AIM OF THE EXERCISE. Restate the data below word for word, and let no image into your version.

RECORDS FOR THE EXERCISE.

· · · ·

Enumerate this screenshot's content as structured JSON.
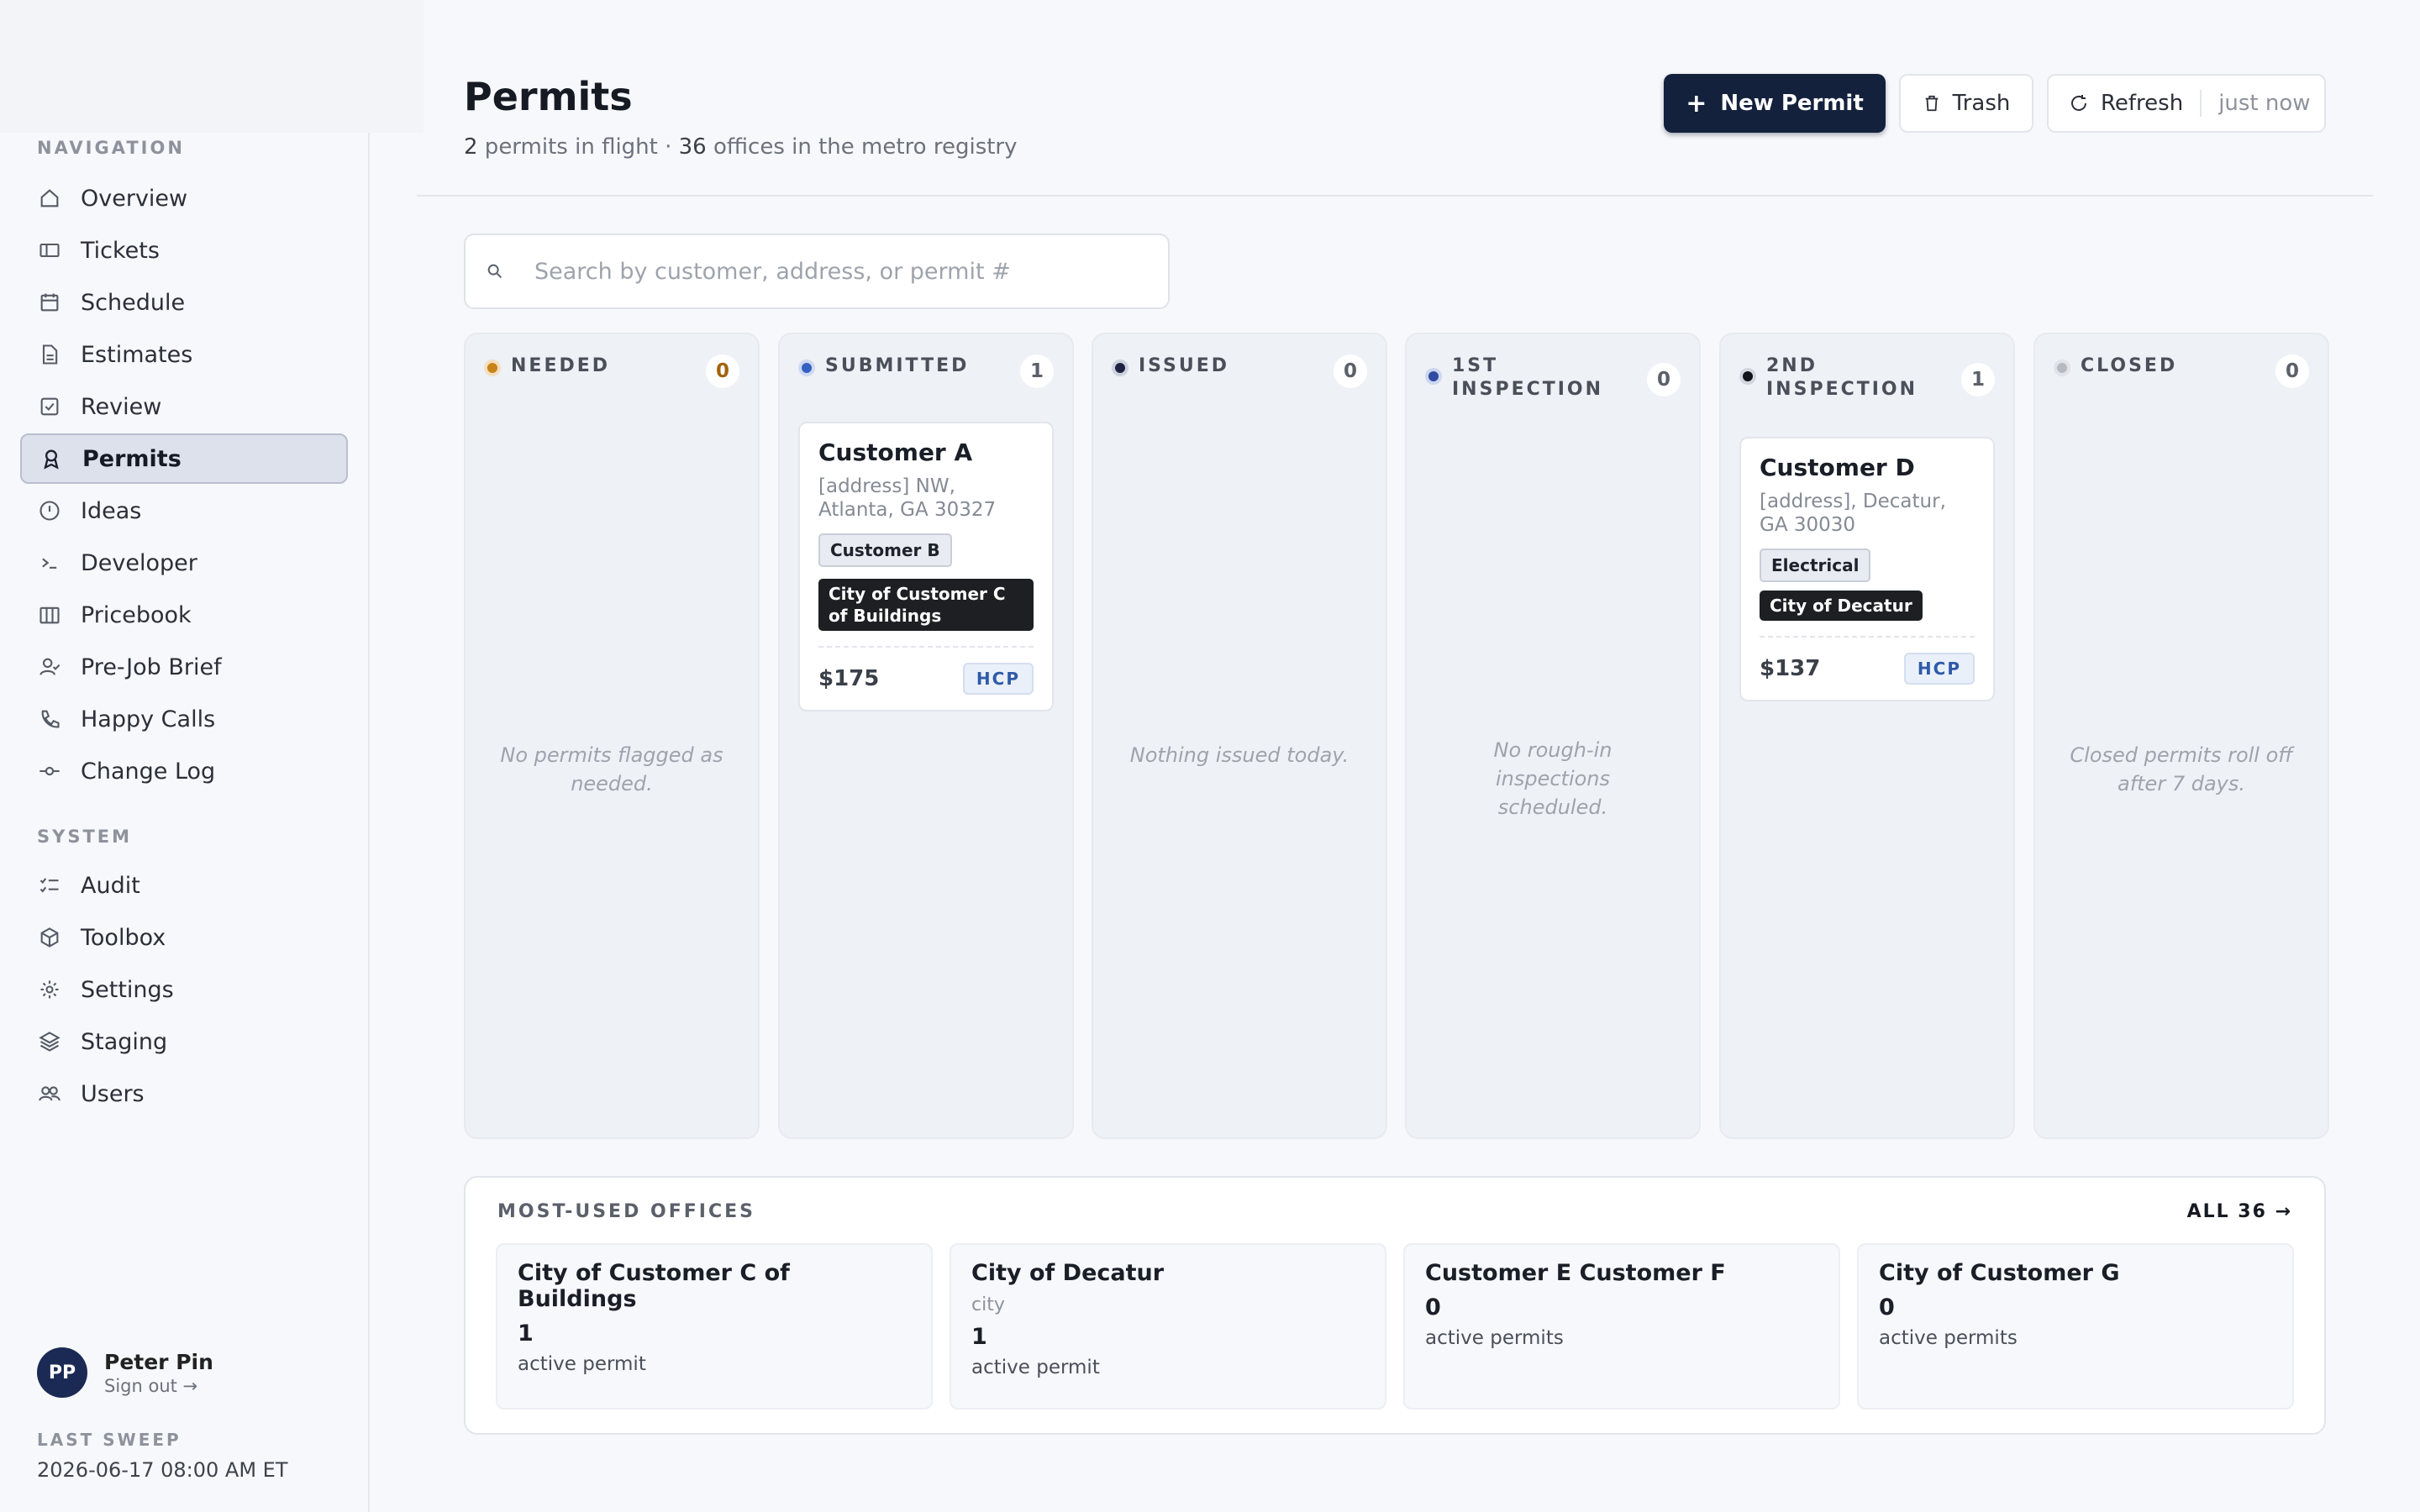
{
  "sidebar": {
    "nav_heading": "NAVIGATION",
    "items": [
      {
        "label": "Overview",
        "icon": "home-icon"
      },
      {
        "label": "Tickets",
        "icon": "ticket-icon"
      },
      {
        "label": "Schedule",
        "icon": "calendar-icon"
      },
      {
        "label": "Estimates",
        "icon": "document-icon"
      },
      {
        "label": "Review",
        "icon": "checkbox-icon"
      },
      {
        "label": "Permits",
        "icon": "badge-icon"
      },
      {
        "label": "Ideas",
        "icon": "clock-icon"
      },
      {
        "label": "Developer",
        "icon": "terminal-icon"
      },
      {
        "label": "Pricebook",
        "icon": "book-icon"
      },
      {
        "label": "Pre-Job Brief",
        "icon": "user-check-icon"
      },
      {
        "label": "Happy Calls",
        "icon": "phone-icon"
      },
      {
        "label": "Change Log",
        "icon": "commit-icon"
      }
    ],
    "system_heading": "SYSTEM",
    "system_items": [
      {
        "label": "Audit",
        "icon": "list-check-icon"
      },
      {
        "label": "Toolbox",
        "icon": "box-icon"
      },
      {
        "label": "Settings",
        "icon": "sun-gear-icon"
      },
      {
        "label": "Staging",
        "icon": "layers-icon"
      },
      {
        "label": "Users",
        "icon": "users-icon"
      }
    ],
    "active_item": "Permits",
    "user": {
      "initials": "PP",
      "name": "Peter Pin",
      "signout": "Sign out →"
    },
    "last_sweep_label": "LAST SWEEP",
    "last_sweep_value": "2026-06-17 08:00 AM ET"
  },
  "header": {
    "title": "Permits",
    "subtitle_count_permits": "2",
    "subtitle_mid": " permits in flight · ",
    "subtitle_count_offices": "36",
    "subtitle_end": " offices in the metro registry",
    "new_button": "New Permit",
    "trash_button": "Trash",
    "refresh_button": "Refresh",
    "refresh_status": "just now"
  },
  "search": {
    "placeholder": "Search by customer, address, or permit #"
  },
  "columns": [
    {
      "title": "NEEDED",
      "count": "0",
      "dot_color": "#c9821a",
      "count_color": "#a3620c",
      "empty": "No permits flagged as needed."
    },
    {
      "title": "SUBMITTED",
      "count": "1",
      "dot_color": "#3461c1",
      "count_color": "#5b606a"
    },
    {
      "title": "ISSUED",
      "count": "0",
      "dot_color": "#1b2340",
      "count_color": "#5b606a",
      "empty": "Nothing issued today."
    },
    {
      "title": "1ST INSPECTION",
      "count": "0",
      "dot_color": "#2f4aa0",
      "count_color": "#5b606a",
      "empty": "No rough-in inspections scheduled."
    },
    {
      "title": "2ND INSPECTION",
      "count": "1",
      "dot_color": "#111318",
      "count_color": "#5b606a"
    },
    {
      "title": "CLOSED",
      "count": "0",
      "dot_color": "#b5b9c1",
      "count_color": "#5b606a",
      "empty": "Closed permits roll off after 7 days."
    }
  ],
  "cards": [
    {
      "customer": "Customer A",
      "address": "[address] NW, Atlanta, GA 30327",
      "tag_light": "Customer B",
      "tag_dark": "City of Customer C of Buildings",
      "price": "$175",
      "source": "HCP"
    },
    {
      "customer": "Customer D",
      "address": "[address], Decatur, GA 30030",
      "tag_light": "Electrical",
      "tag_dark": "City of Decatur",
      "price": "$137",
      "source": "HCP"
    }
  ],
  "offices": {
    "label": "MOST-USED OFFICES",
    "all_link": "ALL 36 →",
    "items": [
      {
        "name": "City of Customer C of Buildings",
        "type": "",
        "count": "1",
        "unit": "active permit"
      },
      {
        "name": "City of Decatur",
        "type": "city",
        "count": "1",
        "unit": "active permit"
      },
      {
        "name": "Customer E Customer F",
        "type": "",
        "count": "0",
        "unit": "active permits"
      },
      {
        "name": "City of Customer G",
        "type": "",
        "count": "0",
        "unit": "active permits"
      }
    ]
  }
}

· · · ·

ANSWER SPACE.
Enumerate this screenshot's content as structured JSON.
{
  "sidebar": {
    "nav_heading": "NAVIGATION",
    "items": [
      {
        "label": "Overview",
        "icon": "home-icon"
      },
      {
        "label": "Tickets",
        "icon": "ticket-icon"
      },
      {
        "label": "Schedule",
        "icon": "calendar-icon"
      },
      {
        "label": "Estimates",
        "icon": "document-icon"
      },
      {
        "label": "Review",
        "icon": "checkbox-icon"
      },
      {
        "label": "Permits",
        "icon": "badge-icon"
      },
      {
        "label": "Ideas",
        "icon": "clock-icon"
      },
      {
        "label": "Developer",
        "icon": "terminal-icon"
      },
      {
        "label": "Pricebook",
        "icon": "book-icon"
      },
      {
        "label": "Pre-Job Brief",
        "icon": "user-check-icon"
      },
      {
        "label": "Happy Calls",
        "icon": "phone-icon"
      },
      {
        "label": "Change Log",
        "icon": "commit-icon"
      }
    ],
    "system_heading": "SYSTEM",
    "system_items": [
      {
        "label": "Audit",
        "icon": "list-check-icon"
      },
      {
        "label": "Toolbox",
        "icon": "box-icon"
      },
      {
        "label": "Settings",
        "icon": "sun-gear-icon"
      },
      {
        "label": "Staging",
        "icon": "layers-icon"
      },
      {
        "label": "Users",
        "icon": "users-icon"
      }
    ],
    "active_item": "Permits",
    "user": {
      "initials": "PP",
      "name": "Peter Pin",
      "signout": "Sign out →"
    },
    "last_sweep_label": "LAST SWEEP",
    "last_sweep_value": "2026-06-17 08:00 AM ET"
  },
  "header": {
    "title": "Permits",
    "subtitle_count_permits": "2",
    "subtitle_mid": " permits in flight · ",
    "subtitle_count_offices": "36",
    "subtitle_end": " offices in the metro registry",
    "new_button": "New Permit",
    "trash_button": "Trash",
    "refresh_button": "Refresh",
    "refresh_status": "just now"
  },
  "search": {
    "placeholder": "Search by customer, address, or permit #"
  },
  "columns": [
    {
      "title": "NEEDED",
      "count": "0",
      "dot_color": "#c9821a",
      "count_color": "#a3620c",
      "empty": "No permits flagged as needed."
    },
    {
      "title": "SUBMITTED",
      "count": "1",
      "dot_color": "#3461c1",
      "count_color": "#5b606a"
    },
    {
      "title": "ISSUED",
      "count": "0",
      "dot_color": "#1b2340",
      "count_color": "#5b606a",
      "empty": "Nothing issued today."
    },
    {
      "title": "1ST INSPECTION",
      "count": "0",
      "dot_color": "#2f4aa0",
      "count_color": "#5b606a",
      "empty": "No rough-in inspections scheduled."
    },
    {
      "title": "2ND INSPECTION",
      "count": "1",
      "dot_color": "#111318",
      "count_color": "#5b606a"
    },
    {
      "title": "CLOSED",
      "count": "0",
      "dot_color": "#b5b9c1",
      "count_color": "#5b606a",
      "empty": "Closed permits roll off after 7 days."
    }
  ],
  "cards": [
    {
      "customer": "Customer A",
      "address": "[address] NW, Atlanta, GA 30327",
      "tag_light": "Customer B",
      "tag_dark": "City of Customer C of Buildings",
      "price": "$175",
      "source": "HCP"
    },
    {
      "customer": "Customer D",
      "address": "[address], Decatur, GA 30030",
      "tag_light": "Electrical",
      "tag_dark": "City of Decatur",
      "price": "$137",
      "source": "HCP"
    }
  ],
  "offices": {
    "label": "MOST-USED OFFICES",
    "all_link": "ALL 36 →",
    "items": [
      {
        "name": "City of Customer C of Buildings",
        "type": "",
        "count": "1",
        "unit": "active permit"
      },
      {
        "name": "City of Decatur",
        "type": "city",
        "count": "1",
        "unit": "active permit"
      },
      {
        "name": "Customer E Customer F",
        "type": "",
        "count": "0",
        "unit": "active permits"
      },
      {
        "name": "City of Customer G",
        "type": "",
        "count": "0",
        "unit": "active permits"
      }
    ]
  }
}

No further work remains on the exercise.